Your objective: Write out the entries again. Match each one exactly.

Records provided:
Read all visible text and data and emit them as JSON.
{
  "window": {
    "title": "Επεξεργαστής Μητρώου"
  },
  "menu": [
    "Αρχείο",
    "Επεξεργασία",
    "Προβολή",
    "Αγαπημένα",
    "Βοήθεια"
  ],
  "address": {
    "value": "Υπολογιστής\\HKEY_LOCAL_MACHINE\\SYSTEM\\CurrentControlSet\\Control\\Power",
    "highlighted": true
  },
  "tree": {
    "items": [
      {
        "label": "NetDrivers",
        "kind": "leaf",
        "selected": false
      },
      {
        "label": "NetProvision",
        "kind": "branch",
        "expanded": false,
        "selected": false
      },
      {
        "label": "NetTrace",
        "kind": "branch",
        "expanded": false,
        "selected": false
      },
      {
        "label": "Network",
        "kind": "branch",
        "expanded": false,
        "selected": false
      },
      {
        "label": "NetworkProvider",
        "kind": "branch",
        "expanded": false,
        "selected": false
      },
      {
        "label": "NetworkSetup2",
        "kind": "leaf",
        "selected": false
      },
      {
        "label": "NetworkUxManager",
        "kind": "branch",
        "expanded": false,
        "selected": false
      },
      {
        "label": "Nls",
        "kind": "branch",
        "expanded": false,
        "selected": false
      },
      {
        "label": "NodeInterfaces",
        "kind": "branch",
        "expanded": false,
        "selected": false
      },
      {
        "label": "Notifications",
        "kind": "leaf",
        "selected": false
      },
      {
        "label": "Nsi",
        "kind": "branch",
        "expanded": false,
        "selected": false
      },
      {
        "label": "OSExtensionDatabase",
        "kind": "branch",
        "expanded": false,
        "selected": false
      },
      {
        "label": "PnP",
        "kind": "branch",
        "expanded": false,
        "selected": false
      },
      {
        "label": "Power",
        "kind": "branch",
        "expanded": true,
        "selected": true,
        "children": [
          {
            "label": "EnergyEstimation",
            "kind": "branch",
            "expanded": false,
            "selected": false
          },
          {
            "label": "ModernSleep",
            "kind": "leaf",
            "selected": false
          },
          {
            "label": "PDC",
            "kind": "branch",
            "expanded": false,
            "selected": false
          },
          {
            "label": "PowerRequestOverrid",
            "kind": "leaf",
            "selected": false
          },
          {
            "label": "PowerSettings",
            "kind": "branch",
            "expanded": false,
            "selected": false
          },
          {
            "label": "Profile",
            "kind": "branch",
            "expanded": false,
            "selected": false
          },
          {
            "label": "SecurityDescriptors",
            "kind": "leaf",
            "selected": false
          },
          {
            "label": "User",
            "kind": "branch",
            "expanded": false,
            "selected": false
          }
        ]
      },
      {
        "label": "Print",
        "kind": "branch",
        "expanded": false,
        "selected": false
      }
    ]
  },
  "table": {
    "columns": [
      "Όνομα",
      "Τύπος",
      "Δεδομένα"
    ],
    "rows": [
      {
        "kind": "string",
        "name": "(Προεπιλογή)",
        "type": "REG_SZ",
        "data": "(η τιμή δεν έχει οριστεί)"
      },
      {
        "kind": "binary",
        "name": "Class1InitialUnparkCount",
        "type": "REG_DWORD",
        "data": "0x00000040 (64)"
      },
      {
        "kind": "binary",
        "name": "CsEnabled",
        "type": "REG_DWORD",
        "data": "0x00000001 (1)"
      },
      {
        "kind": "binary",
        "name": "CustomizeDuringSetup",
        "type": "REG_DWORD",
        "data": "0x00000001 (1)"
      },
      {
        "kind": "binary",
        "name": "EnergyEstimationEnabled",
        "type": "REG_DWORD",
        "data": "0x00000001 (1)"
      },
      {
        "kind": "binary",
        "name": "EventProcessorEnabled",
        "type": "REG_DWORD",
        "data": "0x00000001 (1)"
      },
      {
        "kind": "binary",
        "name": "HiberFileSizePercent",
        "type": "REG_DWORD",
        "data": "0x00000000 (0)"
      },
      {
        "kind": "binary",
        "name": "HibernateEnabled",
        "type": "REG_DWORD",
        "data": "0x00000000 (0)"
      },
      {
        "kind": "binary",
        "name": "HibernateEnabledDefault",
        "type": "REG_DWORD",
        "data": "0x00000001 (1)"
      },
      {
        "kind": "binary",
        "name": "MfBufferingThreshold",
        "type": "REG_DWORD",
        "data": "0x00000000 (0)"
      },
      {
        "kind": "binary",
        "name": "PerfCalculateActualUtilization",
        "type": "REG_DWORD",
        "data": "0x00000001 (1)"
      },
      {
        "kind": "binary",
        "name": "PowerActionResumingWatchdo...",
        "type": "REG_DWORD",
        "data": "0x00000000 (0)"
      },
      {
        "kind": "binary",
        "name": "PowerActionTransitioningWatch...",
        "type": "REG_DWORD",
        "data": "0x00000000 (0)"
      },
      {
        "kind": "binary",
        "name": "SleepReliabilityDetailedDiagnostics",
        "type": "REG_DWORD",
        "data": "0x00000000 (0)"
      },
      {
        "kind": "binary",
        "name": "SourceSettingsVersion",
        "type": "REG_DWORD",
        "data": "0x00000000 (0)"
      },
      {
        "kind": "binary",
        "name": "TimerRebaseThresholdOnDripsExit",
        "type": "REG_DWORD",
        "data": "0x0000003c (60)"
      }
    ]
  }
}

Exercise response:
Read all visible text and data and emit them as JSON.
{
  "window": {
    "title": "Επεξεργαστής Μητρώου"
  },
  "menu": [
    "Αρχείο",
    "Επεξεργασία",
    "Προβολή",
    "Αγαπημένα",
    "Βοήθεια"
  ],
  "address": {
    "value": "Υπολογιστής\\HKEY_LOCAL_MACHINE\\SYSTEM\\CurrentControlSet\\Control\\Power",
    "highlighted": true
  },
  "tree": {
    "items": [
      {
        "label": "NetDrivers",
        "kind": "leaf",
        "selected": false
      },
      {
        "label": "NetProvision",
        "kind": "branch",
        "expanded": false,
        "selected": false
      },
      {
        "label": "NetTrace",
        "kind": "branch",
        "expanded": false,
        "selected": false
      },
      {
        "label": "Network",
        "kind": "branch",
        "expanded": false,
        "selected": false
      },
      {
        "label": "NetworkProvider",
        "kind": "branch",
        "expanded": false,
        "selected": false
      },
      {
        "label": "NetworkSetup2",
        "kind": "leaf",
        "selected": false
      },
      {
        "label": "NetworkUxManager",
        "kind": "branch",
        "expanded": false,
        "selected": false
      },
      {
        "label": "Nls",
        "kind": "branch",
        "expanded": false,
        "selected": false
      },
      {
        "label": "NodeInterfaces",
        "kind": "branch",
        "expanded": false,
        "selected": false
      },
      {
        "label": "Notifications",
        "kind": "leaf",
        "selected": false
      },
      {
        "label": "Nsi",
        "kind": "branch",
        "expanded": false,
        "selected": false
      },
      {
        "label": "OSExtensionDatabase",
        "kind": "branch",
        "expanded": false,
        "selected": false
      },
      {
        "label": "PnP",
        "kind": "branch",
        "expanded": false,
        "selected": false
      },
      {
        "label": "Power",
        "kind": "branch",
        "expanded": true,
        "selected": true,
        "children": [
          {
            "label": "EnergyEstimation",
            "kind": "branch",
            "expanded": false,
            "selected": false
          },
          {
            "label": "ModernSleep",
            "kind": "leaf",
            "selected": false
          },
          {
            "label": "PDC",
            "kind": "branch",
            "expanded": false,
            "selected": false
          },
          {
            "label": "PowerRequestOverrid",
            "kind": "leaf",
            "selected": false
          },
          {
            "label": "PowerSettings",
            "kind": "branch",
            "expanded": false,
            "selected": false
          },
          {
            "label": "Profile",
            "kind": "branch",
            "expanded": false,
            "selected": false
          },
          {
            "label": "SecurityDescriptors",
            "kind": "leaf",
            "selected": false
          },
          {
            "label": "User",
            "kind": "branch",
            "expanded": false,
            "selected": false
          }
        ]
      },
      {
        "label": "Print",
        "kind": "branch",
        "expanded": false,
        "selected": false
      }
    ]
  },
  "table": {
    "columns": [
      "Όνομα",
      "Τύπος",
      "Δεδομένα"
    ],
    "rows": [
      {
        "kind": "string",
        "name": "(Προεπιλογή)",
        "type": "REG_SZ",
        "data": "(η τιμή δεν έχει οριστεί)"
      },
      {
        "kind": "binary",
        "name": "Class1InitialUnparkCount",
        "type": "REG_DWORD",
        "data": "0x00000040 (64)"
      },
      {
        "kind": "binary",
        "name": "CsEnabled",
        "type": "REG_DWORD",
        "data": "0x00000001 (1)"
      },
      {
        "kind": "binary",
        "name": "CustomizeDuringSetup",
        "type": "REG_DWORD",
        "data": "0x00000001 (1)"
      },
      {
        "kind": "binary",
        "name": "EnergyEstimationEnabled",
        "type": "REG_DWORD",
        "data": "0x00000001 (1)"
      },
      {
        "kind": "binary",
        "name": "EventProcessorEnabled",
        "type": "REG_DWORD",
        "data": "0x00000001 (1)"
      },
      {
        "kind": "binary",
        "name": "HiberFileSizePercent",
        "type": "REG_DWORD",
        "data": "0x00000000 (0)"
      },
      {
        "kind": "binary",
        "name": "HibernateEnabled",
        "type": "REG_DWORD",
        "data": "0x00000000 (0)"
      },
      {
        "kind": "binary",
        "name": "HibernateEnabledDefault",
        "type": "REG_DWORD",
        "data": "0x00000001 (1)"
      },
      {
        "kind": "binary",
        "name": "MfBufferingThreshold",
        "type": "REG_DWORD",
        "data": "0x00000000 (0)"
      },
      {
        "kind": "binary",
        "name": "PerfCalculateActualUtilization",
        "type": "REG_DWORD",
        "data": "0x00000001 (1)"
      },
      {
        "kind": "binary",
        "name": "PowerActionResumingWatchdo...",
        "type": "REG_DWORD",
        "data": "0x00000000 (0)"
      },
      {
        "kind": "binary",
        "name": "PowerActionTransitioningWatch...",
        "type": "REG_DWORD",
        "data": "0x00000000 (0)"
      },
      {
        "kind": "binary",
        "name": "SleepReliabilityDetailedDiagnostics",
        "type": "REG_DWORD",
        "data": "0x00000000 (0)"
      },
      {
        "kind": "binary",
        "name": "SourceSettingsVersion",
        "type": "REG_DWORD",
        "data": "0x00000000 (0)"
      },
      {
        "kind": "binary",
        "name": "TimerRebaseThresholdOnDripsExit",
        "type": "REG_DWORD",
        "data": "0x0000003c (60)"
      }
    ]
  }
}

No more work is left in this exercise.